No to ColoradoCare
Twenty-five billion dollars in new taxes. Businesses leaving Colorado. Lost jobs.
Say hello to Amendment 69, an upcoming ballot measure that would create a new state-run health care system called ColoradoCare. The program aims to scrap private health insurance plans and provide universal health care through the government.
But like any feel-good government program, ColoradoCare wouldn’t pay for itself. If approved in November, Amendment 69 would impose a $25 billion tax burden on employers and employees, including an additional 6.67 percent payroll tax borne by Colorado small businesses. This would nearly double the size of the $27 billion state budget.
And ColoradoCare’s heavy tax burden could force small businesses — 97.6 percent of all Colorado businesses — and the tens of thousands of jobs they create out of the state. As a result, it faces bipartisan opposition from both sides of the aisle, including the Democratic governor.
The proposal is just one of many attacks on small businesses that form the backbone of Colorado’s economy.
Colorado voters also will decide on whether to dramatically raise the state’s minimum wage, which low-margin businesses would have to absorb by reducing career opportunities for young and less-skilled state residents. Recent estimates show that a higher wage mandate could result in 90,000 fewer jobs over the next six years.
As the owner of the Henderson Insurance Agency in Centennial, I know the impact of bad government policy firsthand. Taking advantage of Colorado’s pro-business climate — consistently ranked among the country’s best — I founded Henderson Insurance in 1982 and have seen it provide advice to thousands of Colorado businesses and families.
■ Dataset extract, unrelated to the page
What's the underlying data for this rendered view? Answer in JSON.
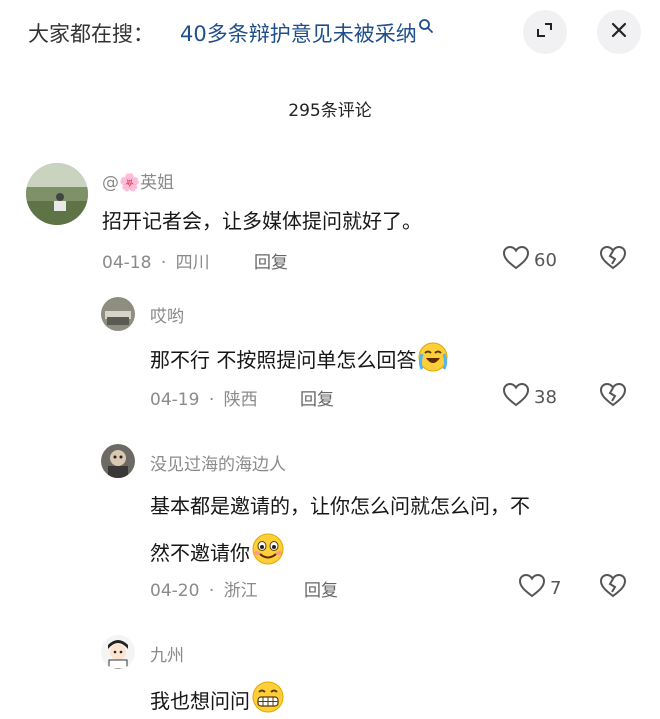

But that growth was only possible because of the state’s business-friendly environment, where low taxes and fewer regulations have helped up-and-coming breweries, tech startups and other small businesses expand and invest. Because I spent less time filing government paperwork, I was able to devote more time to business development — finding avenues to hire new employees and even open up another office.
New proposals like ColoradoCare and a higher entry-level wage threaten that entrepreneurial spirit, inundating job creators with more compliance costs instead of encouraging them to succeed.
The threat is only compounded by the federal government’s own overreach. One recent study found that the total cost of federal regulations is $4 trillion. If America’s regulatory burden was a country, it would boast the fourth-largest gross domestic product in the world — surpassing the economies of Germany and India. In 2015, the Federal Register — which chronicles all federal rules, notices and proposed mandates — surpassed 81,600 pages, setting an all-time record.
Whether government gets in the way at the federal or state level, the end result is the same: Small businesses suffer.
According to a recent Job Creators Network poll of over 400 small businesses, three in five small business owners claim that government red tape threatens the viability of their business. Two in three business owners say the same about high taxes.
For that reason, only one in five small business owners plan to hire new employees in the next year. Fewer than one-third of them believe that doing business this year will be easier than the previous one.
As the government grows larger, Colorado is the perfect venue to celebrate small businesses — the state’s most important job creators.
Curt Henderson is the founder and president of the Henderson Insurance Agency and a member of the Job Creators Network.